The era of the Bruins power play as league-wide punch line might finally be coming to an end.

It was a constipated unsightly run last season for the Bruins. They ranked 26th in the NHL with a 14.8 percent success rate during the regular season and they have ranked in the NHL’s bottom third of power play success percentage in three of the last four seasons. During the playoffs the Bruins have scored on only 13.2 percent (23-of-174) power plays over the last three seasons but have still managed to get to the Stanley Cup Final twice in that period.

The Bruins are enjoying success anyway but it boggles the mind to think what the Black and Gold might be capable of if they were cashing in on the man advantage on a regular basis. One could actually envision it in the later rounds of last year’s playoffs when Torey Krug injected a little life into Boston’s power play squad and the B’s ended middle of the road with 11 PP goals in 63 tries for a respectable 17.5 percent success rate.

But things haven’t consistently been productive for Boston’s special teams since Marc Savard was brained by Matt Cooke four years ago.

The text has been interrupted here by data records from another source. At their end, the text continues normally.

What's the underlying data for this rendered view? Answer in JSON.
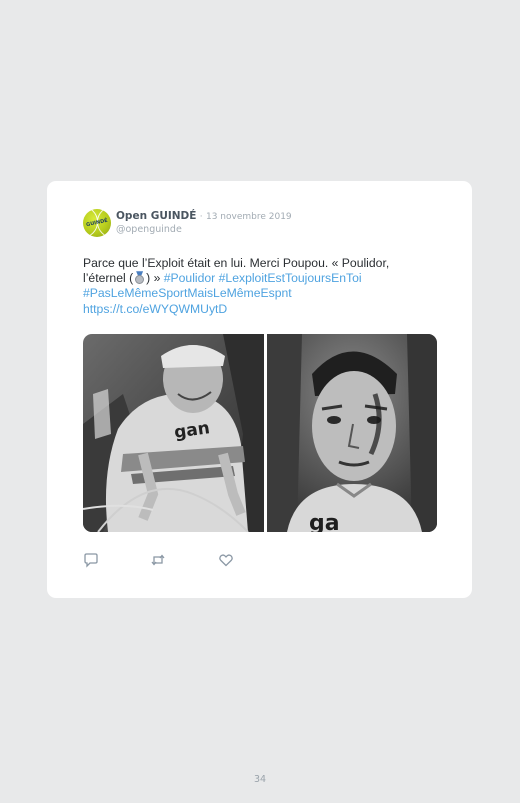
{
  "tweet": {
    "author_name": "Open GUINDÉ",
    "separator": "·",
    "date": "13 novembre 2019",
    "handle": "@openguinde",
    "avatar_label": "GUINDÉ",
    "text_line1": "Parce que l’Exploit était en lui. Merci Poupou. « Poulidor,",
    "text_line2_start": "l’éternel (",
    "text_line2_end": ") »",
    "hashtag_poulidor": "#Poulidor",
    "hashtag_exploit": "#LexploitEstToujoursEnToi",
    "hashtag_sport": "#PasLeMêmeSportMaisLeMêmeEspnt",
    "link": "https://t.co/eWYQWMUytD",
    "medal_icon": "second-place-medal-icon",
    "link_color": "#4fa3e0"
  },
  "media": {
    "left_photo_jersey_text": "gan",
    "right_photo_jersey_text": "ga"
  },
  "actions": {
    "reply_icon": "reply-icon",
    "retweet_icon": "retweet-icon",
    "like_icon": "heart-icon"
  },
  "page": {
    "number": "34"
  }
}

That could all change heading into this season however. The Bruins served notice by dropping four power-play goals on the Montreal Canadiens in their first exhibition game last week and they’ve continued to look confident productive and smooth on the man advantage through camp practices and subsequent games.

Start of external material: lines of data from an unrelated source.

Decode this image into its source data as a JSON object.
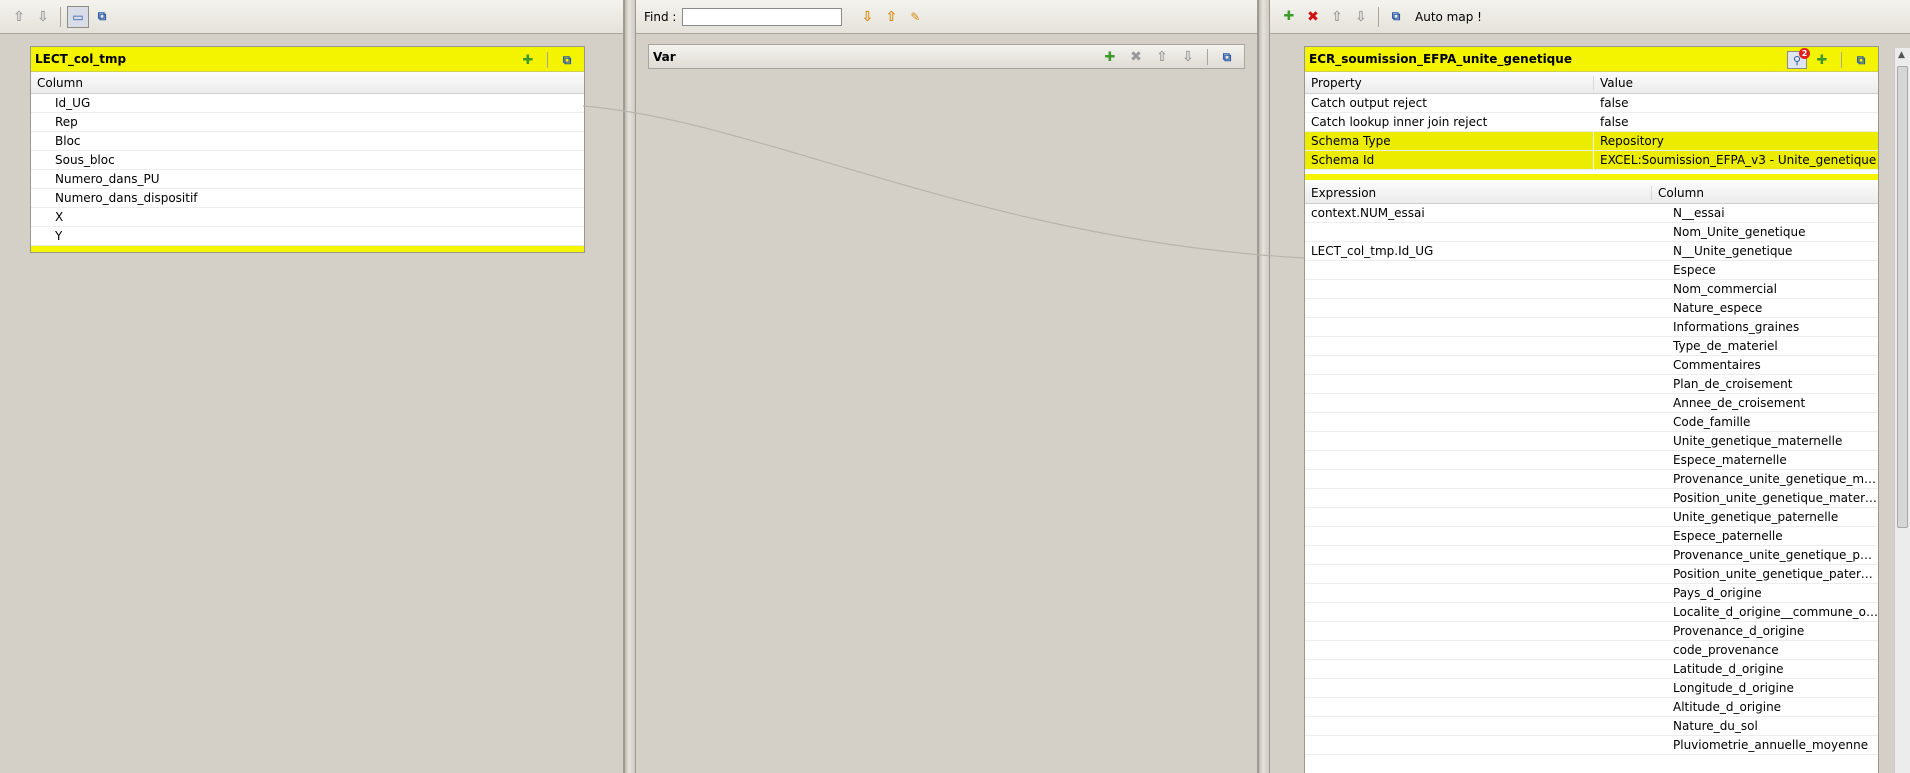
{
  "left_pane": {
    "table": {
      "title": "LECT_col_tmp",
      "column_header": "Column",
      "rows": [
        "Id_UG",
        "Rep",
        "Bloc",
        "Sous_bloc",
        "Numero_dans_PU",
        "Numero_dans_dispositif",
        "X",
        "Y"
      ]
    }
  },
  "middle_pane": {
    "find_label": "Find :",
    "find_value": "",
    "var_title": "Var"
  },
  "right_pane": {
    "auto_map_label": "Auto map !",
    "table": {
      "title": "ECR_soumission_EFPA_unite_genetique",
      "badge_count": "2",
      "property_header": "Property",
      "value_header": "Value",
      "properties": [
        {
          "property": "Catch output reject",
          "value": "false"
        },
        {
          "property": "Catch lookup inner join reject",
          "value": "false"
        },
        {
          "property": "Schema Type",
          "value": "Repository"
        },
        {
          "property": "Schema Id",
          "value": "EXCEL:Soumission_EFPA_v3 - Unite_genetique"
        }
      ],
      "expression_header": "Expression",
      "column_header": "Column",
      "rows": [
        {
          "expression": "context.NUM_essai",
          "column": "N__essai"
        },
        {
          "expression": "",
          "column": "Nom_Unite_genetique"
        },
        {
          "expression": "LECT_col_tmp.Id_UG",
          "column": "N__Unite_genetique"
        },
        {
          "expression": "",
          "column": "Espece"
        },
        {
          "expression": "",
          "column": "Nom_commercial"
        },
        {
          "expression": "",
          "column": "Nature_espece"
        },
        {
          "expression": "",
          "column": "Informations_graines"
        },
        {
          "expression": "",
          "column": "Type_de_materiel"
        },
        {
          "expression": "",
          "column": "Commentaires"
        },
        {
          "expression": "",
          "column": "Plan_de_croisement"
        },
        {
          "expression": "",
          "column": "Annee_de_croisement"
        },
        {
          "expression": "",
          "column": "Code_famille"
        },
        {
          "expression": "",
          "column": "Unite_genetique_maternelle"
        },
        {
          "expression": "",
          "column": "Espece_maternelle"
        },
        {
          "expression": "",
          "column": "Provenance_unite_genetique_mater..."
        },
        {
          "expression": "",
          "column": "Position_unite_genetique_maternelle"
        },
        {
          "expression": "",
          "column": "Unite_genetique_paternelle"
        },
        {
          "expression": "",
          "column": "Espece_paternelle"
        },
        {
          "expression": "",
          "column": "Provenance_unite_genetique_pater..."
        },
        {
          "expression": "",
          "column": "Position_unite_genetique_paternelle"
        },
        {
          "expression": "",
          "column": "Pays_d_origine"
        },
        {
          "expression": "",
          "column": "Localite_d_origine__commune_ou_..."
        },
        {
          "expression": "",
          "column": "Provenance_d_origine"
        },
        {
          "expression": "",
          "column": "code_provenance"
        },
        {
          "expression": "",
          "column": "Latitude_d_origine"
        },
        {
          "expression": "",
          "column": "Longitude_d_origine"
        },
        {
          "expression": "",
          "column": "Altitude_d_origine"
        },
        {
          "expression": "",
          "column": "Nature_du_sol"
        },
        {
          "expression": "",
          "column": "Pluviometrie_annuelle_moyenne"
        }
      ]
    }
  },
  "icons": {
    "up": "arrow-up-icon",
    "down": "arrow-down-icon",
    "add": "add-icon",
    "remove": "remove-icon",
    "minimize": "minimize-icon",
    "auto_map": "auto-map-icon"
  },
  "colors": {
    "pane_bg": "#d4d0c8",
    "header_yellow": "#f4f400",
    "link_line": "#b8b4aa"
  }
}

“I think our power plays look pretty good so far" coach Claude Julien said. "Preseason is preseason and not all the teams have their best penalty-killers out there but I’ve liked the puck movement. I’ve liked the results . . . In every power play we seem to at least get something out of it. So hopefully that continues.”

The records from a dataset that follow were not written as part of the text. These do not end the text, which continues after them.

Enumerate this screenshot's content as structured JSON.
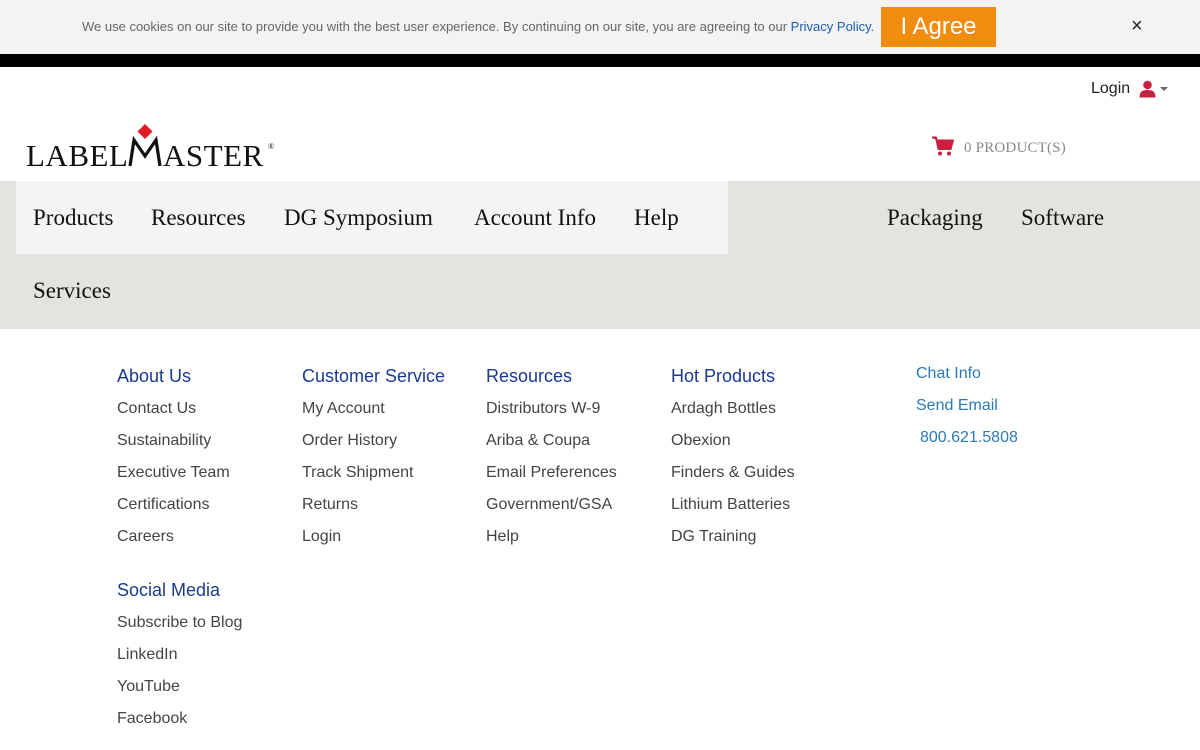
{
  "cookie_banner": {
    "text": "We use cookies on our site to provide you with the best user experience. By continuing on our site, you are agreeing to our ",
    "policy_link": "Privacy Policy",
    "period": ".",
    "agree_label": "I Agree",
    "close_label": "×"
  },
  "header": {
    "login_label": "Login",
    "logo_text_left": "LABEL",
    "logo_text_right": "ASTER",
    "logo_reg": "®",
    "cart_label": "0 PRODUCT(S)"
  },
  "nav": {
    "items": [
      "Products",
      "Resources",
      "DG Symposium",
      "Account Info",
      "Help",
      "Packaging",
      "Software",
      "Services"
    ]
  },
  "footer": {
    "about": {
      "heading": "About Us",
      "links": [
        "Contact Us",
        "Sustainability",
        "Executive Team",
        "Certifications",
        "Careers"
      ]
    },
    "customer_service": {
      "heading": "Customer Service",
      "links": [
        "My Account",
        "Order History",
        "Track Shipment",
        "Returns",
        "Login"
      ]
    },
    "resources": {
      "heading": "Resources",
      "links": [
        "Distributors W-9",
        "Ariba & Coupa",
        "Email Preferences",
        "Government/GSA",
        "Help"
      ]
    },
    "hot_products": {
      "heading": "Hot Products",
      "links": [
        "Ardagh Bottles",
        "Obexion",
        "Finders & Guides",
        "Lithium Batteries",
        "DG Training"
      ]
    },
    "social": {
      "heading": "Social Media",
      "links": [
        "Subscribe to Blog",
        "LinkedIn",
        "YouTube",
        "Facebook"
      ]
    },
    "contact": {
      "chat": "Chat Info",
      "email": "Send Email",
      "phone": "800.621.5808"
    }
  },
  "colors": {
    "accent_orange": "#f28c0f",
    "brand_red": "#e01b24",
    "icon_crimson": "#c8203f",
    "heading_blue": "#1a3a8f",
    "link_blue": "#2a7ab8",
    "nav_bg": "#e4e4df"
  }
}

Having the mobile hard-shooting Krug for a full season and the signing of Jarome Iginla certainly look like they’re going to change things for the Black and Gold. Iginla provides the Bruins with that righty shooter from the left face-off circle that they’ve lacked over the last few years. Instead of Tyler Seguin or Rich Peverley going high glass with every bid from the “Stamkos spot” in the middle of the left circle Iginla is shooting daggers at the open spots on the net.